* Data listing

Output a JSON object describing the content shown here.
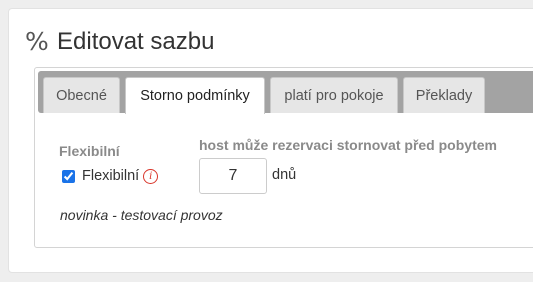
{
  "header": {
    "icon": "percent-icon",
    "icon_glyph": "%",
    "title": "Editovat sazbu"
  },
  "tabs": [
    {
      "label": "Obecné",
      "active": false
    },
    {
      "label": "Storno podmínky",
      "active": true
    },
    {
      "label": "platí pro pokoje",
      "active": false
    },
    {
      "label": "Překlady",
      "active": false
    }
  ],
  "storno": {
    "flexible_heading": "Flexibilní",
    "cancel_heading": "host může rezervaci stornovat před pobytem",
    "flexible_checkbox_label": "Flexibilní",
    "flexible_checked": true,
    "info_icon": "info-icon",
    "days_value": "7",
    "days_unit": "dnů",
    "note": "novinka - testovací provoz"
  },
  "colors": {
    "tab_strip": "#a3a3a3",
    "info_icon": "#d9362b",
    "checkbox": "#1a73e8"
  }
}
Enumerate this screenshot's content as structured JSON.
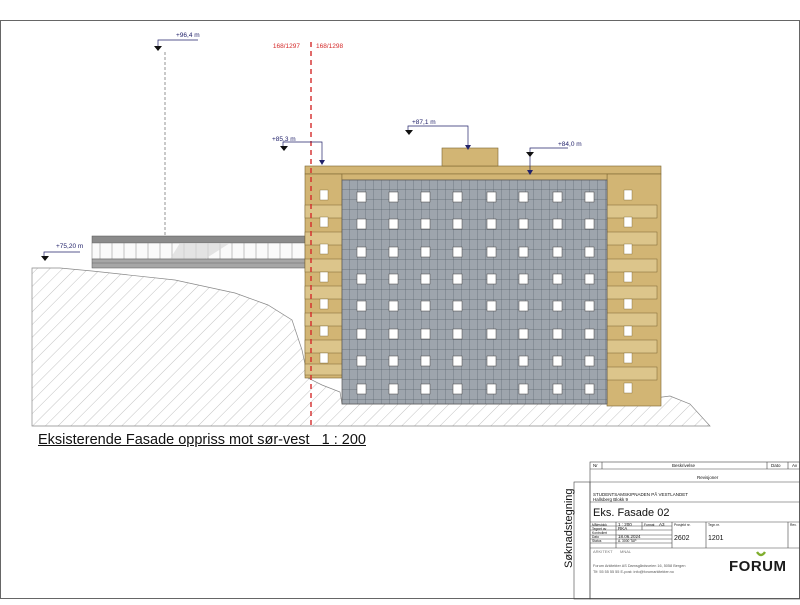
{
  "elevation": {
    "caption": "Eksisterende Fasade oppriss mot sør-vest   1 : 200",
    "levels": {
      "top_left": "+96,4 m",
      "mid": "+85,3 m",
      "roof": "+87,1 m",
      "right": "+84,0 m",
      "ground": "+75,20 m"
    },
    "property_lines": {
      "left": "168/1297",
      "right": "168/1298"
    }
  },
  "title_block": {
    "vertical_label": "Søknadstegning",
    "rev_headers": [
      "Nr",
      "Beskrivelse",
      "Dato",
      "Av"
    ],
    "revisjoner": "Revisjoner",
    "client_line": "STUDENTSAMSKIPNADEN PÅ VESTLANDET",
    "project_line": "Hallsberg Blokk 9",
    "drawing_title": "Eks. Fasade 02",
    "scale_label": "Målestokk",
    "scale": "1 : 200",
    "format_label": "Format",
    "format": "A3",
    "drawn_label": "Tegnet av",
    "drawn": "RKA",
    "checked_label": "Kontrollert",
    "date_label": "Dato",
    "date": "18.06.2024",
    "status_label": "Status",
    "status": "A. 3000 TAP",
    "project_no_label": "Prosjekt nr.",
    "project_no": "2602",
    "drawing_no_label": "Tegn.nr.",
    "drawing_no": "1201",
    "rev_label": "Rev.",
    "architect_label": "ARKITEKT",
    "architect_name": "MNAL",
    "company_line1": "Forum Arkitekter AS   Damsgårdsveien 16, 5058 Bergen",
    "company_line2": "Tlf: 55 55 55 55   E-post: info@forumarkitekter.no",
    "logo": "FORUM"
  },
  "colors": {
    "cladding": "#d2b574",
    "grid_panel": "#9aa1a8",
    "property_line": "#d42a2a",
    "level_marker": "#23236b",
    "terrain_hatch": "#aaaaaa"
  }
}
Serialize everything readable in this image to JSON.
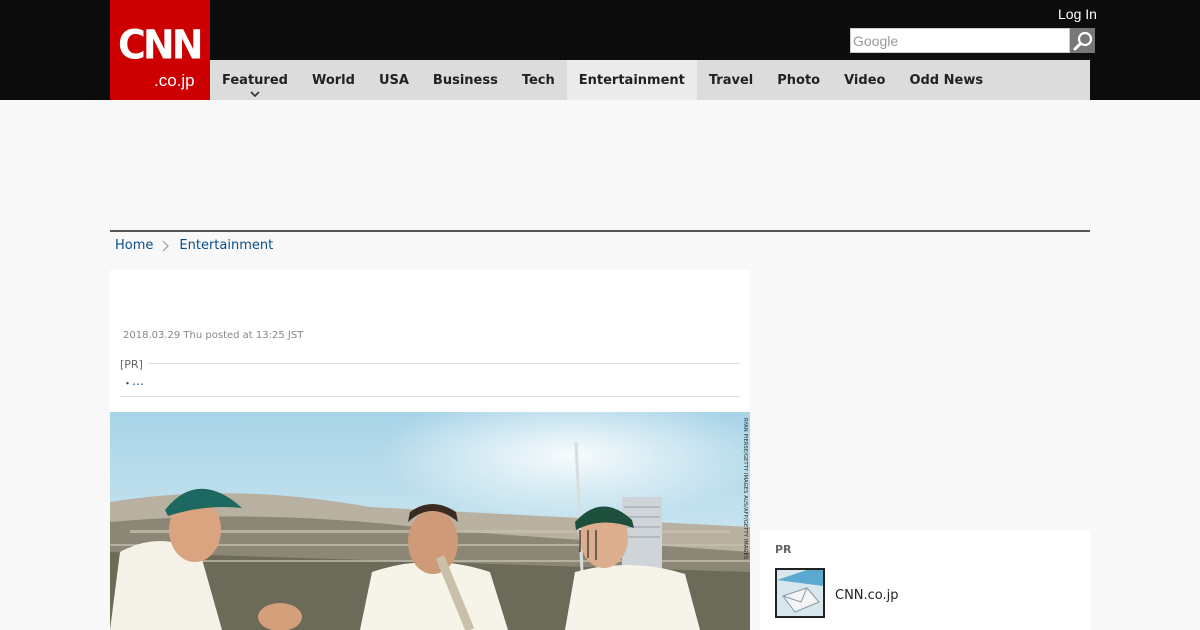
{
  "header": {
    "logo": {
      "mark": "CNN",
      "sub": ".co.jp",
      "color": "#cc0000"
    },
    "login_label": "Log In",
    "search": {
      "placeholder": "Google",
      "icon": "search-icon"
    }
  },
  "nav": {
    "items": [
      {
        "label": "Featured"
      },
      {
        "label": "World"
      },
      {
        "label": "USA"
      },
      {
        "label": "Business"
      },
      {
        "label": "Tech"
      },
      {
        "label": "Entertainment"
      },
      {
        "label": "Travel"
      },
      {
        "label": "Photo"
      },
      {
        "label": "Video"
      },
      {
        "label": "Odd News"
      }
    ],
    "active": "Entertainment"
  },
  "breadcrumb": {
    "items": [
      {
        "label": "Home"
      },
      {
        "label": "Entertainment"
      }
    ]
  },
  "article": {
    "posted": "2018.03.29 Thu posted at 13:25 JST",
    "pr_label": "[PR]",
    "pr_bullet": "・",
    "pr_link": "…",
    "photo_credit": "RYAN PIERSE/GETTY IMAGES AUS/AFP/GETTY IMAGES"
  },
  "sidebar": {
    "pr_title": "PR",
    "pr_item": "CNN.co.jp"
  }
}
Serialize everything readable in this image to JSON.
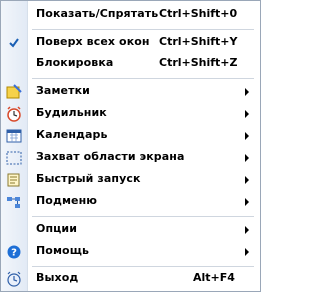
{
  "items": [
    {
      "label": "Показать/Спрятать",
      "shortcut": "Ctrl+Shift+0"
    },
    {
      "label": "Поверх всех окон",
      "shortcut": "Ctrl+Shift+Y",
      "icon": "checkmark-icon",
      "checked": true
    },
    {
      "label": "Блокировка",
      "shortcut": "Ctrl+Shift+Z"
    },
    {
      "label": "Заметки",
      "icon": "notes-icon",
      "submenu": true
    },
    {
      "label": "Будильник",
      "icon": "alarm-clock-icon",
      "submenu": true
    },
    {
      "label": "Календарь",
      "icon": "calendar-icon",
      "submenu": true
    },
    {
      "label": "Захват области экрана",
      "icon": "screen-capture-icon",
      "submenu": true
    },
    {
      "label": "Быстрый запуск",
      "icon": "quick-launch-icon",
      "submenu": true
    },
    {
      "label": "Подменю",
      "icon": "submenu-icon",
      "submenu": true
    },
    {
      "label": "Опции",
      "submenu": true
    },
    {
      "label": "Помощь",
      "icon": "help-icon",
      "submenu": true
    },
    {
      "label": "Выход",
      "shortcut": "Alt+F4",
      "icon": "exit-icon"
    }
  ],
  "colors": {
    "border": "#9aa7b8",
    "gutter": "#e6edf6",
    "check": "#1a5fb4",
    "help": "#1e6fd6"
  }
}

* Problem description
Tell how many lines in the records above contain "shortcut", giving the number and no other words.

* Your response
4